Work order:
Set down every record below exactly as it stands, leaving out the pictures.

Data records:
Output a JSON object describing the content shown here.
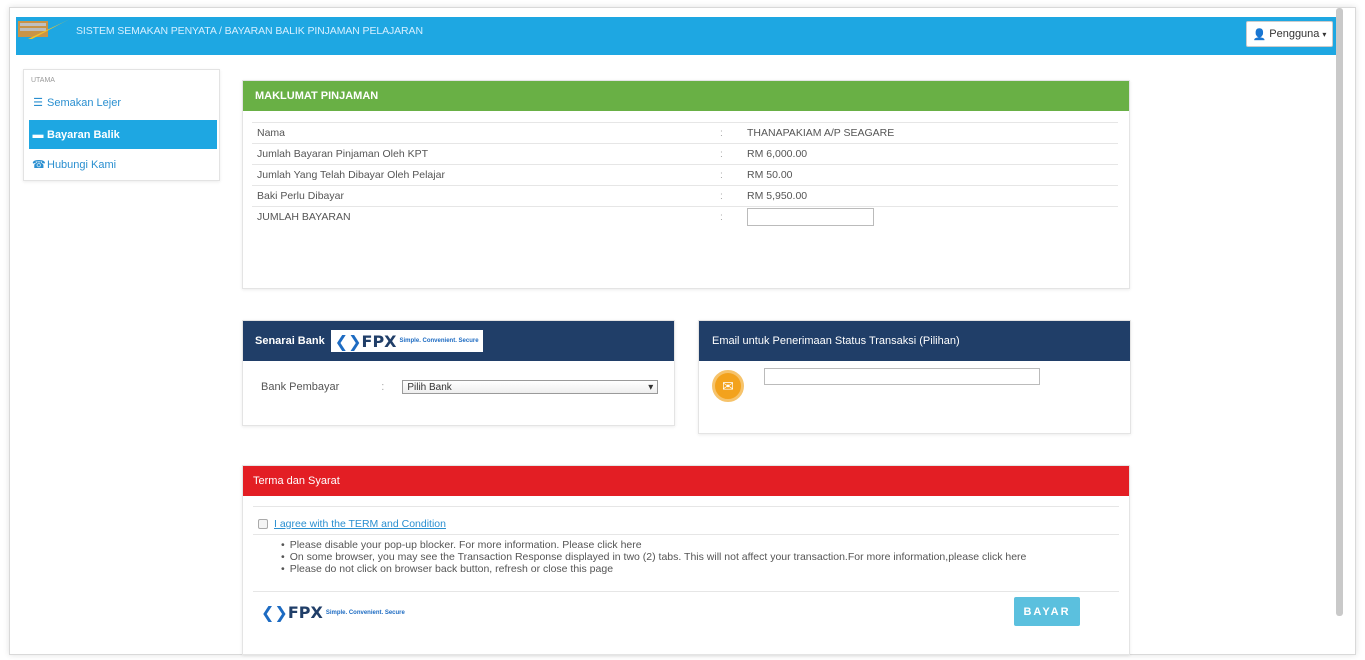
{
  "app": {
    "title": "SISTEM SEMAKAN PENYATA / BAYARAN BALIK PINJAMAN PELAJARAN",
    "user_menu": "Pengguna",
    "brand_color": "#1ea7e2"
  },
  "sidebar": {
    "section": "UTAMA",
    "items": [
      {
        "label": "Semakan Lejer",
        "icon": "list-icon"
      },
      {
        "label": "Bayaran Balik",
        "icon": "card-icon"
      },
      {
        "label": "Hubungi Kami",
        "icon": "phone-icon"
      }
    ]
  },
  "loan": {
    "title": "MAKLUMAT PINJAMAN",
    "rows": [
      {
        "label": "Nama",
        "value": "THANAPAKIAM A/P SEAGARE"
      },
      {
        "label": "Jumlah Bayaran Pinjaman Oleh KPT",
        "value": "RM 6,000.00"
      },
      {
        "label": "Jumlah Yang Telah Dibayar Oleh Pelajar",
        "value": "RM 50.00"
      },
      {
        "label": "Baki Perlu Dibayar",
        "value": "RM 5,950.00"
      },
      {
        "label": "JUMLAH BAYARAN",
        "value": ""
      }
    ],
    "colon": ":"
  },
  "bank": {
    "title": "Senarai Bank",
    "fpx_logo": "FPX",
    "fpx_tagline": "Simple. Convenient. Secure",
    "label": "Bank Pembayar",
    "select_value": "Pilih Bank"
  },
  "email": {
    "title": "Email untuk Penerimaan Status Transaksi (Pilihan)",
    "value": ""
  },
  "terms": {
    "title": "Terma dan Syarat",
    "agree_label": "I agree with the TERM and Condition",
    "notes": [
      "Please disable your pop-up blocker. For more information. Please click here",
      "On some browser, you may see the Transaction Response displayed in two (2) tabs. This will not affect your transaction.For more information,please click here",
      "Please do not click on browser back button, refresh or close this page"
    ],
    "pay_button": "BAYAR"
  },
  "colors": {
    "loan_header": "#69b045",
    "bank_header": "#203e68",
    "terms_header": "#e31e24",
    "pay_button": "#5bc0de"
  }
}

Written answer:
Output a JSON object describing the content shown here.
{
  "app": {
    "title": "SISTEM SEMAKAN PENYATA / BAYARAN BALIK PINJAMAN PELAJARAN",
    "user_menu": "Pengguna",
    "brand_color": "#1ea7e2"
  },
  "sidebar": {
    "section": "UTAMA",
    "items": [
      {
        "label": "Semakan Lejer",
        "icon": "list-icon"
      },
      {
        "label": "Bayaran Balik",
        "icon": "card-icon"
      },
      {
        "label": "Hubungi Kami",
        "icon": "phone-icon"
      }
    ]
  },
  "loan": {
    "title": "MAKLUMAT PINJAMAN",
    "rows": [
      {
        "label": "Nama",
        "value": "THANAPAKIAM A/P SEAGARE"
      },
      {
        "label": "Jumlah Bayaran Pinjaman Oleh KPT",
        "value": "RM 6,000.00"
      },
      {
        "label": "Jumlah Yang Telah Dibayar Oleh Pelajar",
        "value": "RM 50.00"
      },
      {
        "label": "Baki Perlu Dibayar",
        "value": "RM 5,950.00"
      },
      {
        "label": "JUMLAH BAYARAN",
        "value": ""
      }
    ],
    "colon": ":"
  },
  "bank": {
    "title": "Senarai Bank",
    "fpx_logo": "FPX",
    "fpx_tagline": "Simple. Convenient. Secure",
    "label": "Bank Pembayar",
    "select_value": "Pilih Bank"
  },
  "email": {
    "title": "Email untuk Penerimaan Status Transaksi (Pilihan)",
    "value": ""
  },
  "terms": {
    "title": "Terma dan Syarat",
    "agree_label": "I agree with the TERM and Condition",
    "notes": [
      "Please disable your pop-up blocker. For more information. Please click here",
      "On some browser, you may see the Transaction Response displayed in two (2) tabs. This will not affect your transaction.For more information,please click here",
      "Please do not click on browser back button, refresh or close this page"
    ],
    "pay_button": "BAYAR"
  },
  "colors": {
    "loan_header": "#69b045",
    "bank_header": "#203e68",
    "terms_header": "#e31e24",
    "pay_button": "#5bc0de"
  }
}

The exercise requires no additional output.